The Difference Between Graphic and Web Designer

When designing a new website, or redesigning an older website, there is a delicate balance between the creative-the appearance and feel of the website and that the technical-which is what produces the site work.

Over-emphasis of one, or another, will cause a web site that looks excellent, but does not work that well, or will create a website that works great but does not look good at all.

Many web site designers are either very technical or very imaginative. Seldom can you find a website designer who’s great at both handling the technical issues of building a site and who’s also a fantastic graphic designer?

Getting the Best of Both Worlds

Ideally, you might want to obtain an individual or company which could provide you a high degree of expertise in the look and texture of the website, and supply outstanding technical solutions. While graphic designers can normally create amazing website designs, their own ability to create complex technical solutions may be very limited.

And conversely, a developer or web developer who’s very technically savvy may not be able to give your site design that extra sparkle it needs to truly shine.

Web Designers Aren’t Programmers

Developers create applications or software and typically have no training or expertise in how a website should look or operate.

Most developers, while technically competent, know computer languages inside and out and can code your site, but programmers typically have no graphic design instruction. Most programmers come from a university’s computer science curriculum, and few, if any, will have a graphic design class as an optional. As you want your designer to be able to solve technical problems or at least oversee them, website visitors are interacting with your website, so the appearance and feel of your website, navigation, and organization of information are all very important.

Fantastic Website Designers See the Big Picture

Really fantastic website designers will be able to look past the challenge of producing your site, and will also want to know where your site fits into your overall marketing plan, and what the principal goals are for the web site. Too many websites are made without paying close attention to exactly what the website will actually achieve.

Establishing secondary and primary aims for a site is very important. However, building the greatest website that misses the mark or fails to attain fundamental website goals is merely a waste of everyone’s time and money. You can usually tell if your website design resource is looking beyond the immediate project by the queries they ask-or don’t ask.

Speak English, Not Techno-Babble

A fantastic website designer will be knowledgeable, but won’t resort to using excess techno-babble to confuse or overly impress a customer. Great web designers know what they’re talking about, but should not speak down to you, the client.
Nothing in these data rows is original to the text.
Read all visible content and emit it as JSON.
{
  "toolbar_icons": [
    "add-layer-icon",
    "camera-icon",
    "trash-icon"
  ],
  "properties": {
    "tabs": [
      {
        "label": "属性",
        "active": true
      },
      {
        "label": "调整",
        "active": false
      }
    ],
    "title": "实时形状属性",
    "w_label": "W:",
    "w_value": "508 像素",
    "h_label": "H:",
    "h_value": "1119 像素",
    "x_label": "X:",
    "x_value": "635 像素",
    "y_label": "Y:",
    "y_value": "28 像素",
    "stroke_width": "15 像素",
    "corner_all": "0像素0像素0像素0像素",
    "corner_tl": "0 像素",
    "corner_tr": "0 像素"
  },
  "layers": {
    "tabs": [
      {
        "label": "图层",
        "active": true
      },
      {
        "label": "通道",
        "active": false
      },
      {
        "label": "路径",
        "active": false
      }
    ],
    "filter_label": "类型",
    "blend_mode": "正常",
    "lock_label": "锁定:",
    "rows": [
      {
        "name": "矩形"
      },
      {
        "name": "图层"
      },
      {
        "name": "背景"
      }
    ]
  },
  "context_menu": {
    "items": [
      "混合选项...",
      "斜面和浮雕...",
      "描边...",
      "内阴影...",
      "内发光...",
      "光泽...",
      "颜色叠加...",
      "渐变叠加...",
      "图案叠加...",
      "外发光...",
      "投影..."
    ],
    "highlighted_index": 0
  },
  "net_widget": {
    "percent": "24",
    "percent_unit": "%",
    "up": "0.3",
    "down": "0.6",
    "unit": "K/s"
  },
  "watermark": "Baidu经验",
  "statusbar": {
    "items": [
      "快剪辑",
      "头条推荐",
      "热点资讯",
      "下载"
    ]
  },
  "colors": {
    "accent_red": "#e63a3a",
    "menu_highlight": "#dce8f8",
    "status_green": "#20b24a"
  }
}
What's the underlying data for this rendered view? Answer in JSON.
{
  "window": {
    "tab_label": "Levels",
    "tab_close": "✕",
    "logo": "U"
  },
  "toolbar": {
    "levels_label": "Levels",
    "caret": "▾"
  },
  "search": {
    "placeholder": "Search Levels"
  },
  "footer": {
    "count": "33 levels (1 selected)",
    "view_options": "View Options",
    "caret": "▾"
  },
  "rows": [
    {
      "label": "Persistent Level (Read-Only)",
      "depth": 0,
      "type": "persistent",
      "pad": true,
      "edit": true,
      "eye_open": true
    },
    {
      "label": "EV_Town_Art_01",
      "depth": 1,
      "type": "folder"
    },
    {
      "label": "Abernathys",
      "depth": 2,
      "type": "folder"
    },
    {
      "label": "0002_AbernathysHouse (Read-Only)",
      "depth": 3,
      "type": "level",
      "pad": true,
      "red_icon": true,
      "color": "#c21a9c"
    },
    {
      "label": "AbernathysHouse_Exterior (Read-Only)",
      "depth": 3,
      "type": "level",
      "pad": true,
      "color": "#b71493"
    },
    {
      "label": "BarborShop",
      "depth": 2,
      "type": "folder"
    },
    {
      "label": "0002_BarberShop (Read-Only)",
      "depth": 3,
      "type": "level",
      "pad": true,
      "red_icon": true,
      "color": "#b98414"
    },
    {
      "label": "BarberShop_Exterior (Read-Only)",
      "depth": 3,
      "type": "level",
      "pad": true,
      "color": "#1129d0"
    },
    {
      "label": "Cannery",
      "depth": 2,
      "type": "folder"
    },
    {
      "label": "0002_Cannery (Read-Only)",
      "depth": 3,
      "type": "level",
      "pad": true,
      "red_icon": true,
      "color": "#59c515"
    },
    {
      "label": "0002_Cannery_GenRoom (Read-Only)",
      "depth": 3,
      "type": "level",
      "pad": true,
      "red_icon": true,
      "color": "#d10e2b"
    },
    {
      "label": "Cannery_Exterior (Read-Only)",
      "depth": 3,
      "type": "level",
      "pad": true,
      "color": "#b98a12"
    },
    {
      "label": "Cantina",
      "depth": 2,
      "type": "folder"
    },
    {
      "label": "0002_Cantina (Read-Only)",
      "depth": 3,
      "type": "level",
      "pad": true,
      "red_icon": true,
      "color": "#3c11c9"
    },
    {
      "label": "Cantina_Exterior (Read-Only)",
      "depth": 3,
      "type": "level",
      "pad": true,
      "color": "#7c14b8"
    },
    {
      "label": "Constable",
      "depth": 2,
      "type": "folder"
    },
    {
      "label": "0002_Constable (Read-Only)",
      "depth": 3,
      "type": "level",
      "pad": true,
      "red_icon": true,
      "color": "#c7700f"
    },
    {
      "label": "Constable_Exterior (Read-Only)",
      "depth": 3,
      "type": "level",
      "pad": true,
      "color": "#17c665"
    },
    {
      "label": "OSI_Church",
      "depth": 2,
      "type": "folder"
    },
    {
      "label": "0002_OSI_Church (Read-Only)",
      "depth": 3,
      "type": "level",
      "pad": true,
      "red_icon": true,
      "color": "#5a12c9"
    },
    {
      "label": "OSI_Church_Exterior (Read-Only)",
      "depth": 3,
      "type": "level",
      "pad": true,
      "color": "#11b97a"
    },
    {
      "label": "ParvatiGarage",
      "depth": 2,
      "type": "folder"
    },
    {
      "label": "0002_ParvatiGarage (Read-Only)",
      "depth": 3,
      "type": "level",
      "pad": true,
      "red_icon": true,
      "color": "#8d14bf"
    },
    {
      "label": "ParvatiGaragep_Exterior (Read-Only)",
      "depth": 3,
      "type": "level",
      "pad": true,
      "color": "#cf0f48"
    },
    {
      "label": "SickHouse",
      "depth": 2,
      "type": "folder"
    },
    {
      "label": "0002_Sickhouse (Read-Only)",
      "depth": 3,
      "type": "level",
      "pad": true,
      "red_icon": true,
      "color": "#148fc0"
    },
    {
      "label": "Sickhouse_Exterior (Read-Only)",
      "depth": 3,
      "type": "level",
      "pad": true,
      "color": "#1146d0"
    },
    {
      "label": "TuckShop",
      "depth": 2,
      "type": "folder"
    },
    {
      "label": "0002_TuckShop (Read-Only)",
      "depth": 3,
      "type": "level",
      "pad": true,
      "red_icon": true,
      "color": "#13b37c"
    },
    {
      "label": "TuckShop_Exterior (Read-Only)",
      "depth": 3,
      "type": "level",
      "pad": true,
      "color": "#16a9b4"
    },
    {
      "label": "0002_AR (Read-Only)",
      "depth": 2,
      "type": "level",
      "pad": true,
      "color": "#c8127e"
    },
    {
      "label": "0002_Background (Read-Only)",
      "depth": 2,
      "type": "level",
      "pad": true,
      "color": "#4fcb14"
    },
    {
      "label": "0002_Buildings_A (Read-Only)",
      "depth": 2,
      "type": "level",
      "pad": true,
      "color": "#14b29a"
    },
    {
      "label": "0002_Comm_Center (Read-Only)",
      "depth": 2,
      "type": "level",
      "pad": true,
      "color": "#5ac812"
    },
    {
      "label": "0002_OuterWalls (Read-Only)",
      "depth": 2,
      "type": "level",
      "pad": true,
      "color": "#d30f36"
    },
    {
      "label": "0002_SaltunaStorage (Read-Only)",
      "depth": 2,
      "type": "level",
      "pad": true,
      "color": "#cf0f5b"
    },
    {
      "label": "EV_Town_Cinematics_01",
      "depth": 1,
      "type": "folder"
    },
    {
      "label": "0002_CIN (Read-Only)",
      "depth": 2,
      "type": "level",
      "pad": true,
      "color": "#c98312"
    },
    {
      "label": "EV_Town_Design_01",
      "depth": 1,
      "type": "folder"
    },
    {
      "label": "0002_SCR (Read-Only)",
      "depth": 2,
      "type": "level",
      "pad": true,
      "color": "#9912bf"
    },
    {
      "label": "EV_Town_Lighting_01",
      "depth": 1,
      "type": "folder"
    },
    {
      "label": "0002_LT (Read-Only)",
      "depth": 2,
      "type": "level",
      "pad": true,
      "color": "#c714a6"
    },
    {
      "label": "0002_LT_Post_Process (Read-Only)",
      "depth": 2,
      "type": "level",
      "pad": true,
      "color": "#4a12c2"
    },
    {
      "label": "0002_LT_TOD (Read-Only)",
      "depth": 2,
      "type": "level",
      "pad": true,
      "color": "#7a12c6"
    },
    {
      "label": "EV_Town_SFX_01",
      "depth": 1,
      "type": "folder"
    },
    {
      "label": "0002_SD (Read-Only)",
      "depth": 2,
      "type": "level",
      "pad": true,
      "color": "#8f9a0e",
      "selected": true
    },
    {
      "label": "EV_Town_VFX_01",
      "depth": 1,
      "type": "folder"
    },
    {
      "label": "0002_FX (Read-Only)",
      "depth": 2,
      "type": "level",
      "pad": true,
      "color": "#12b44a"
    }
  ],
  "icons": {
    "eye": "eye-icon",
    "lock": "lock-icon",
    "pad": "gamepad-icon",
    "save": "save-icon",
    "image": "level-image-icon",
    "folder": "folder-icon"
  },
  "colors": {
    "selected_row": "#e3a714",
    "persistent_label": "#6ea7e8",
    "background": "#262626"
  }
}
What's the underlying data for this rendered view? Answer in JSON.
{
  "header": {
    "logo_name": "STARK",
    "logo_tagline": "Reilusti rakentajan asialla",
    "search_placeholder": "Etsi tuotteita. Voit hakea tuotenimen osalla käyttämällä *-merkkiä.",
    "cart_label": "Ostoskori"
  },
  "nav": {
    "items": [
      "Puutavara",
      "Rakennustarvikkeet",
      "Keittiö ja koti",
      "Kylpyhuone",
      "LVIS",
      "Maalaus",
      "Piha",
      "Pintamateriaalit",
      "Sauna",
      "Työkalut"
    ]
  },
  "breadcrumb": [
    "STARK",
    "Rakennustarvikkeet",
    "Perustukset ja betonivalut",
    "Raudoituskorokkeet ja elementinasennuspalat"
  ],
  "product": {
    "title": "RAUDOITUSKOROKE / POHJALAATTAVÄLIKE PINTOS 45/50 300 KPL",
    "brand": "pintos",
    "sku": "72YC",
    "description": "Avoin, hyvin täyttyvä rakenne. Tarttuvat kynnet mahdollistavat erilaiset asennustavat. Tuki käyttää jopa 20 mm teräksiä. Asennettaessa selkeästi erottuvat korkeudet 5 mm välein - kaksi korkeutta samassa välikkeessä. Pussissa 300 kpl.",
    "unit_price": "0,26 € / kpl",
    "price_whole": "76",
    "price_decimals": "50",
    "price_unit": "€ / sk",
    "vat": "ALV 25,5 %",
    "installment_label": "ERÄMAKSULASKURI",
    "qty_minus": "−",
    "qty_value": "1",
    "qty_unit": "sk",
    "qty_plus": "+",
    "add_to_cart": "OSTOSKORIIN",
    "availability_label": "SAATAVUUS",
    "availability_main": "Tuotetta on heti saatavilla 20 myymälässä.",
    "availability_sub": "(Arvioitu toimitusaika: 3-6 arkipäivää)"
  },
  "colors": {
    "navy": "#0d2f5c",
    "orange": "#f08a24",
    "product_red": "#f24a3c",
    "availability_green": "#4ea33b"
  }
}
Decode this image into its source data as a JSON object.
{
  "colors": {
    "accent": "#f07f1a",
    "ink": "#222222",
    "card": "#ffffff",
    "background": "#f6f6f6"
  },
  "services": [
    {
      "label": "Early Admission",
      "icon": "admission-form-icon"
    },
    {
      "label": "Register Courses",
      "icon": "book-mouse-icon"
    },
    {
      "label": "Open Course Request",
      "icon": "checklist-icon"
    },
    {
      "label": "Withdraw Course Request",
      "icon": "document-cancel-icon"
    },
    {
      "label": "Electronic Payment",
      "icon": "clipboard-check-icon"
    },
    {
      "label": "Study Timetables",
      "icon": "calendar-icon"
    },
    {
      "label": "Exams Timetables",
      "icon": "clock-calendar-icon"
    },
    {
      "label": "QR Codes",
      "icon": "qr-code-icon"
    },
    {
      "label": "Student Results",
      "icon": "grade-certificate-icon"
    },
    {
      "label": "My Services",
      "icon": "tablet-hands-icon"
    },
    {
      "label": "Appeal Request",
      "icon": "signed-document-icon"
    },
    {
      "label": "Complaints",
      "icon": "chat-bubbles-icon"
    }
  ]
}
Educated clients are the best clients. You do not have to understand everything your programmer understands, but you need to understand they are truly capable, and they can communicate effectively with you. Think of your website designer as being a type of partner in your company’s marketing efforts; a part of your total team.

Only Get it Done Already!

Great website designers are coordinated and will manage their time effectively. Often, technology projects take much longer than they need to as too little attention is being paid to project progress and resolving issues that are stalling a project.

Your web developer should be a self-starter, and ought not to count on you reminding them that the project is behind schedule. If you are using a company to make your website, make certain that there is a project supervisor involved, that will provide weekly status meetings and who is pro-active in resolving issues that will influence the timeline of this project and the website launch date.


When many individuals and businesses provide website design solutions with a high degree of experience, the number of professionalism changes from individual to individual and company to company.

When first calling a potential website designer, start looking for signals of the professionalism-or absence of professionalism. If you phone them, do you receive a call back promptly? Does the programmer or business keep regular office hours? When you send an email, is it answered promptly, and therefore are the answers professional?

It’s almost always best to try and prevent working with a less than professional company, but assessing someone before you’ve got an opportunity to start working with them can be difficult. From the first contact, you make along with your vendor, be on the lookout for signs that somebody may be less than a specialist.

Working with an individual or a business that is not professional will only result in frustration on your part because the project moves together or grinds to a stop. But working with somebody who knows the business world and worth your time, returns your calls and emails promptly and professionally, will make the project experience much more pleasant. For more details, read Cornerstone Digital.

Five Strategies for Finding a Wonderful Web Designer

1) Obtain referrals.

If you have business associates or if you understand business owners who have good websites, inquire who supplied their website expertise and if they would recommend a developer or business to you.

2) Review portfolios or illustration websites.

Have potential designers you’re considering to show you their work and to help you through a couple of website jobs, explaining their development process in detail.

3) Ask questions.

Interview your prospective site designer, just as you want when interviewing someone to work for you. When it might be a short-term mission, it’s nevertheless a significant project and both the time and money are at stake.

4) Obtain a comprehensive proposal.

Before starting your job, be certain that you find a detailed written proposal by your source. A written proposal will detail the technical approach to be used, all work to be provided from the website vendor, all project expenses, and assumptions.

Make sure the proposal details all the job needs and spells out how extra labor will be defined and approved. Make sure that the proposal clearly details the responsibilities of both parties therefore there is no finger-pointing if there are job delays.

5) Check seller references.

Before signing a suggestion or giving anyone a go-ahead in your job, make sure you have references for both people or the business you’re thinking about using for your project.